*Exercise brief*: Because only the text is wanted, repeat the records below exactly and omit the pictures.

*Records supplied*:
-- -- --

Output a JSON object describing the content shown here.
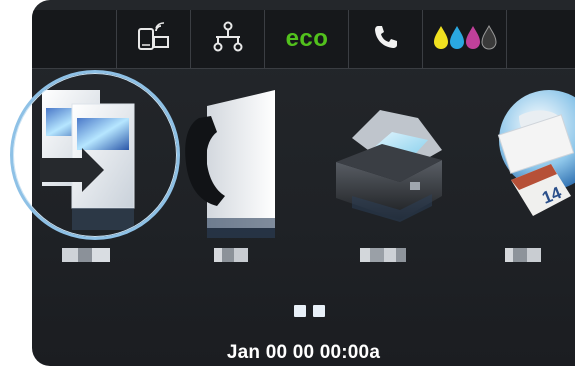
{
  "top_icons": {
    "wireless_direct": "wireless-direct-icon",
    "network": "network-icon",
    "eco_label": "eco",
    "fax_status": "phone-icon",
    "supplies": "ink-drops-icon"
  },
  "colors": {
    "eco": "#52c11d",
    "ring": "#8ec1e6",
    "ink": [
      "#f0e020",
      "#2aa8e0",
      "#c0409a",
      "#303030"
    ]
  },
  "apps": [
    {
      "name": "copy-app",
      "icon": "copy-icon"
    },
    {
      "name": "fax-app",
      "icon": "fax-icon"
    },
    {
      "name": "scan-app",
      "icon": "scanner-icon"
    },
    {
      "name": "apps-app",
      "icon": "globe-calendar-icon",
      "calendar_number": "14"
    }
  ],
  "pager": {
    "pages": 2
  },
  "status_bar": {
    "datetime": "Jan 00 00 00:00a"
  }
}
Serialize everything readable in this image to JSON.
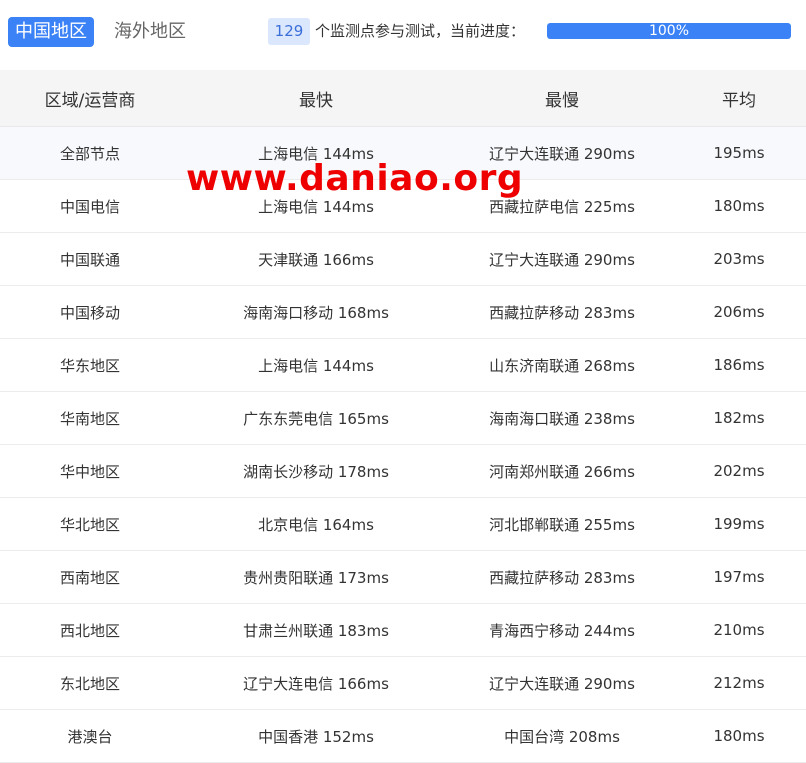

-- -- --

*Result of this task*:
Output a JSON object describing the content shown here.
{
  "top_icons": {
    "wireless_direct": "wireless-direct-icon",
    "network": "network-icon",
    "eco_label": "eco",
    "fax_status": "phone-icon",
    "supplies": "ink-drops-icon"
  },
  "colors": {
    "eco": "#52c11d",
    "ring": "#8ec1e6",
    "ink": [
      "#f0e020",
      "#2aa8e0",
      "#c0409a",
      "#303030"
    ]
  },
  "apps": [
    {
      "name": "copy-app",
      "icon": "copy-icon"
    },
    {
      "name": "fax-app",
      "icon": "fax-icon"
    },
    {
      "name": "scan-app",
      "icon": "scanner-icon"
    },
    {
      "name": "apps-app",
      "icon": "globe-calendar-icon",
      "calendar_number": "14"
    }
  ],
  "pager": {
    "pages": 2
  },
  "status_bar": {
    "datetime": "Jan 00 00 00:00a"
  }
}
Serialize everything readable in this image to JSON.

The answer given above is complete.